Silver Linings - Jayne Ann Krentz This is Krentz at her best. I like everything she’s written between 1990 and 2005, no matter under which of her three nom de plumes – Jayne Ann Krentz, Amanda Quick, or Jayne Castle – a novel is published. This one is a contemporary romance, and despite the lack of internet and cell phones, it reads as well today as it did in 1991.
On page one, the protagonist Mattie stumbles upon a dying man on the floor of his island villa. You don’t get more in medias res than that. Upon exiting the villa in a state of shocked panic – entirely understandable: the man had a bullet hole in his chest – Mattie runs headlong into Hugh, a guy who had rejected her love a year ago. He takes her on a jaunt through the jungle to escape the bad guys, and of course, romantic tangles ensue, inescapable and exciting.

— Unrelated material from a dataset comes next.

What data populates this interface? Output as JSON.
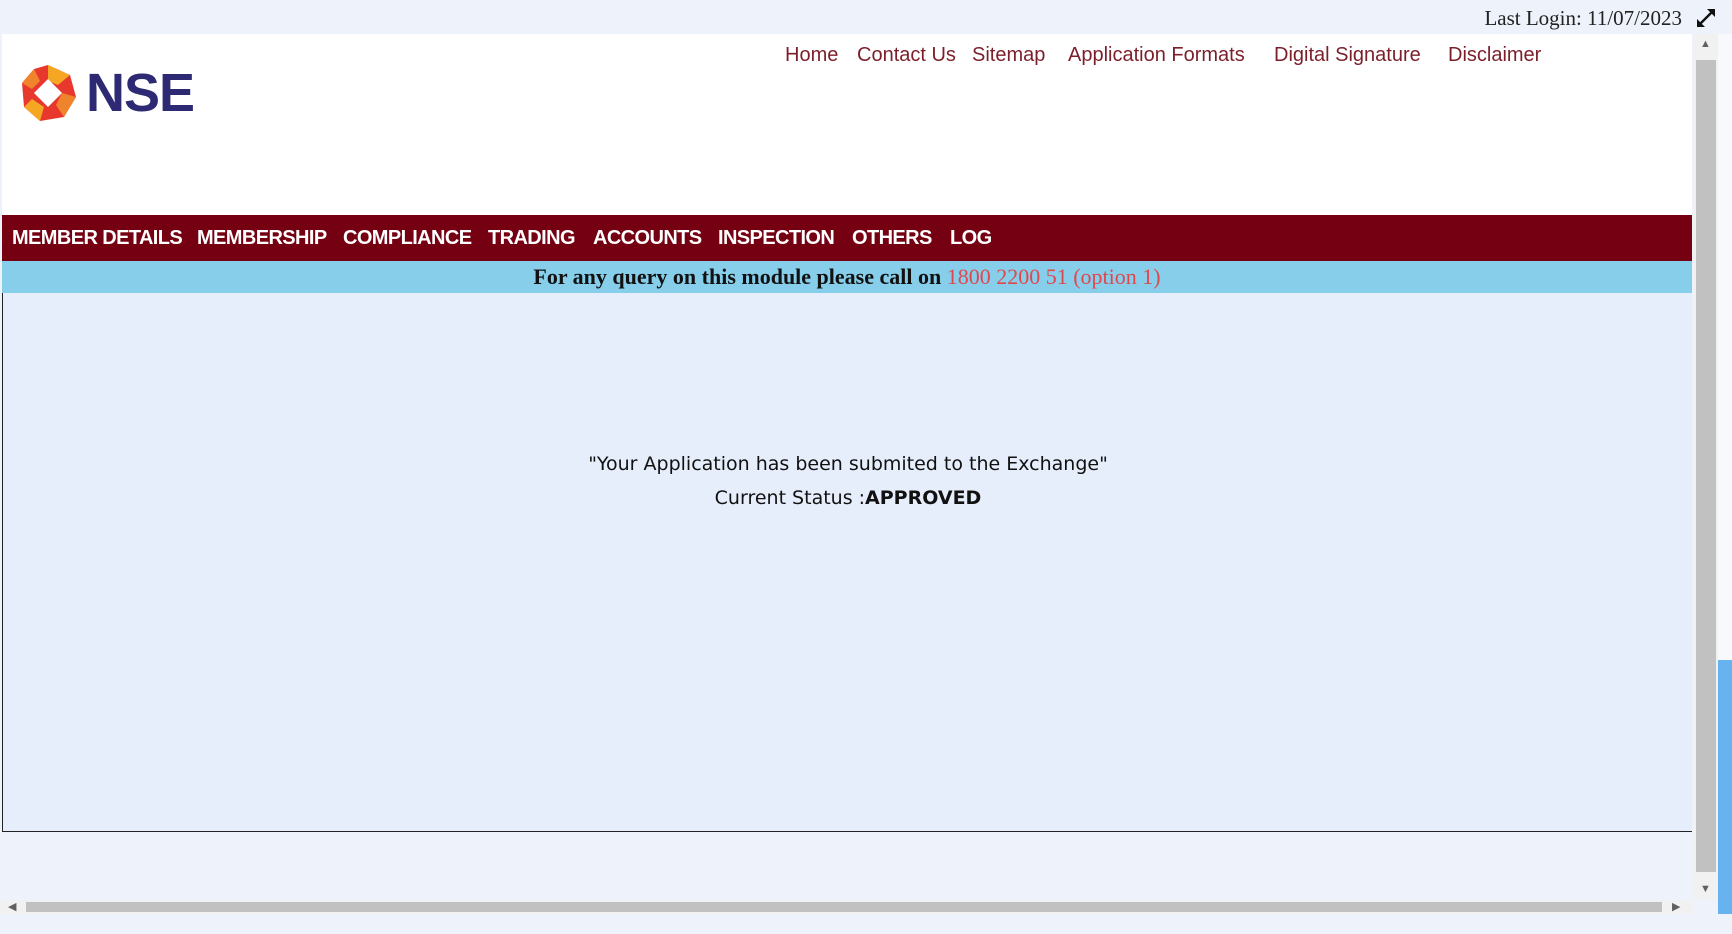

As it should be in a formulaic romance, the action rolls non-stop from the start, packed tightly like sardines in a tin. The dialog is sharp and exaggerated, fun to read. The locale is exotic and the relationship steamy. And the protagonists are of course the opposites that attract. While she is a gallery owner, sophisticated and reserved, a refined urbanite, he is at home in a jungle, a former mercenary with a past. The author paints him as a mix between a Neanderthal with fast reflexes and a knight in shining armor. I admit I’ve never met such a man. He doesn’t seem real, more like a woman’s dream, but it’s nice to dream sometimes.
Every time my mood plummets, I pick up one of Krentz’s novels, and they serve me faithfully, better than any antidepressant. I own many of them. Like salve for the soul, they’re swift and sweet, although utterly interchangeable. No literary nourishment, just a reading candy, and this one is no exception. I’ve read it at least three times and I still enjoyed it.
I must add that in my view, Krentz is peerless at building her plot arch. In most of her novels, this one included, the story structure is extremely focused, elegant in its transparency. As a beginner writer, I learned story structure from Krentz’s books, analyzed them like writing manuals. I’d recommend them for every new writer, as guidebooks on constructing a good plot. I’d also recommend them to any fan of romance novels, although you should pay attention to the publishing date. Anything published before 1990 or after 2005 is a suspect. Anything published during the above-mentioned interval is either a bestseller or a darn-good book.